TO meet your idols is one thing but Slydigs got to travel the world with theirs.

The Warrington rock band have recently returned from an American and European tour with The Who to coincide with their 50th anniversary.

Frontman Dean Fairhurst, from Burtonwood, spoke to Weekend about the ‘amazing’ experience as he adjusts after months on the road.

Slydigs’ last gig with the iconic band was in Milan in September before they did some of their own headline shows in Germany.

Dean said: “When we came back in October we were like: ‘Did that actually all happen?’ It was a surreal moment looking back to see we’d done so much.

“You have that post tour blues a bit when you come back and adjust to normal life. But it’s been amazing. We couldn’t have asked for any more.

“The beauty of it all was the fact that we did so well. I don’t think anybody thought we’d do as well as we did in terms of the response we got from the crowds. It’s everything we’ve ever wanted really.”

Those 25 gigs jetsetting around the world came about when someone from The Who’s management team discovered them on social media.

Dean, a former St Aelred’s High School pupil, added: “I think the video for our single, Stiff Upper Lip, was the first one they saw.

“They were intrigued enough to send A&R guys to watch us at gigs in Manchester, London and Jamie Oliver’s festival, The Big Feastival.

“It was one of the poshest festivals we’ve ever played at. We remember it because Bill Curbishley and Robert Rosenberg, who manage The Who, were there so we knew it was a very important gig for us.

‘To make an impact on someone as big as Pete Townshend is everything you could ever wish for as an artist’

“But as luck would have it we got caught in three traffic jams travelling down from Warrington and literally turned up just as we were about to go on stage. I don’t know how.

“Some divine intervention got us through. From there the ball started rolling very quickly.”

That was not the first time a Slydigs gig did not go swimmingly.

The Big Feastival was the second time Robert Rosenberg turned out to see them after going to their London gig put on at the Queen of Hoxton by promoter Mikey Johns.

Dean said: "Our stage time was moved back an hour and when we finally got on the electricity went off.

"Lucky for us Robert stayed around and we smashed the gig when the electricty came back on finally."

Despite that run of bad luck, Bill and Robert were impressed.

Slydigs met The Who at their management’s office in London a short time later.

“We kept our cool in the meeting but afterwards we were elated,” said Dean, 28.

“It’s surreal meeting your heroes but we didn’t really feel nervous.
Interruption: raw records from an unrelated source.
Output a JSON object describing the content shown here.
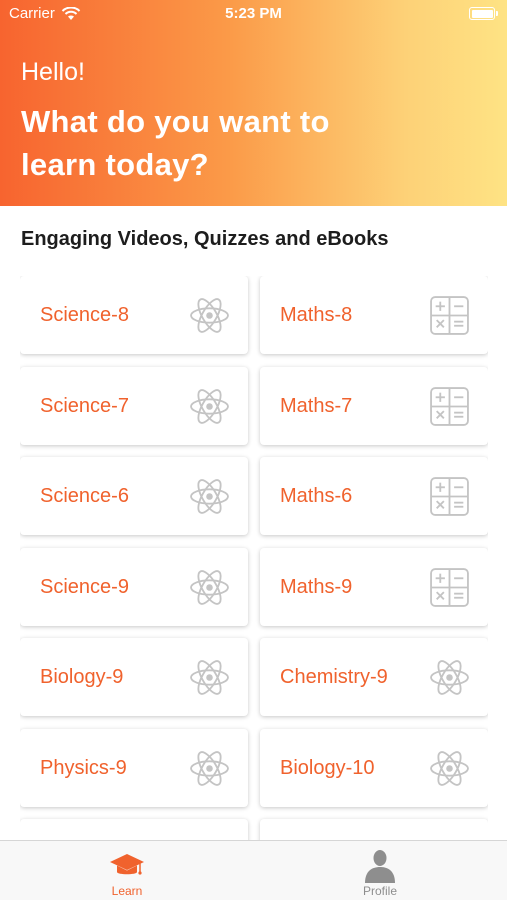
{
  "status_bar": {
    "carrier": "Carrier",
    "time": "5:23 PM"
  },
  "header": {
    "greeting": "Hello!",
    "headline": "What do you want to learn today?"
  },
  "section_title": "Engaging Videos, Quizzes and eBooks",
  "courses": [
    {
      "label": "Science-8",
      "icon": "atom-icon"
    },
    {
      "label": "Maths-8",
      "icon": "calculator-icon"
    },
    {
      "label": "Science-7",
      "icon": "atom-icon"
    },
    {
      "label": "Maths-7",
      "icon": "calculator-icon"
    },
    {
      "label": "Science-6",
      "icon": "atom-icon"
    },
    {
      "label": "Maths-6",
      "icon": "calculator-icon"
    },
    {
      "label": "Science-9",
      "icon": "atom-icon"
    },
    {
      "label": "Maths-9",
      "icon": "calculator-icon"
    },
    {
      "label": "Biology-9",
      "icon": "atom-icon"
    },
    {
      "label": "Chemistry-9",
      "icon": "atom-icon"
    },
    {
      "label": "Physics-9",
      "icon": "atom-icon"
    },
    {
      "label": "Biology-10",
      "icon": "atom-icon"
    },
    {
      "label": "",
      "icon": "atom-icon"
    },
    {
      "label": "",
      "icon": "atom-icon"
    }
  ],
  "tabbar": {
    "learn_label": "Learn",
    "profile_label": "Profile"
  },
  "colors": {
    "accent": "#f0622d",
    "header_gradient_start": "#f7642f",
    "header_gradient_end": "#fee384",
    "icon_gray": "#c4c4c4",
    "tab_inactive": "#8e8e8e"
  }
}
Our attitude and outlook was that we were there to do a job. It was just a great perk of the job.

“It gives you that lift because, as much as some people might deny it, you do need some sort of encouragement.

“To make an impact on someone as big as Pete Townshend is everything you could ever wish for as an artist.

“To be praised by someone who is an icon and someone you thought about when you were younger is a huge accolade.

“We’ve worked very hard to get where we are and it’s took us some time so it’s like a nod that our career is going in the right place.”

Their first gig with The Who was at Liverpool Arena in 2015.

“There’s no way of hiding on a stage like that,” added Dean.

“When you’re playing in raucous, tiny, sweaty venues you can get away with little guitar licks that go wrong but with an arena every part of your stagecraft has to be perfected.

“After playing the first gig we found out there was the option to go over to America with them. It felt like the time to step up to the plate.

“Roger Daltrey and Pete were very warm and welcoming. The response we got from the crowd was not something they could ignore. They were pretty happy for us.

“We learned quickly from audiences and we learned from The Who as we now know exactly how they do it. It was a musical education in a sense.”

Dean, whose brother Jimmy is artistic director of Not Too Tame Theatre Company, said the best gig was at Staples Center in Los Angeles.

He said: “It was amazing. It was a big night for everyone because Ringo Starr and lot of stars from the Hollywood scene like Keanu Reeves were there.

“Seattle was good as well. I was speaking to someone outside who said he liked my band and I didn’t realise until afterwards it was Eddie Vedder from Pearl Jam.

“Getting over the border between Canada and the United States was the most surreal thing because we had American cops coming onto the bus at 3am.

“Everyone was in their dressing gowns half awake as they were working their way around the empty bottles.

“There was another surreal moment when we were rehearsing some backing vocals in the dressing room and we heard this voice from behind us saying: ‘That sounds really good’.

“We thought it just someone from the crew but I turned around and it was Pete Townshend.”

Slydigs are now working on new material with producer kettle which could become their debut album.

So is there a chance that Pete or Roger could make a guest appearance on one of the new songs?

Dean added: “We might try and ask them. It’s a longshot but you never know...”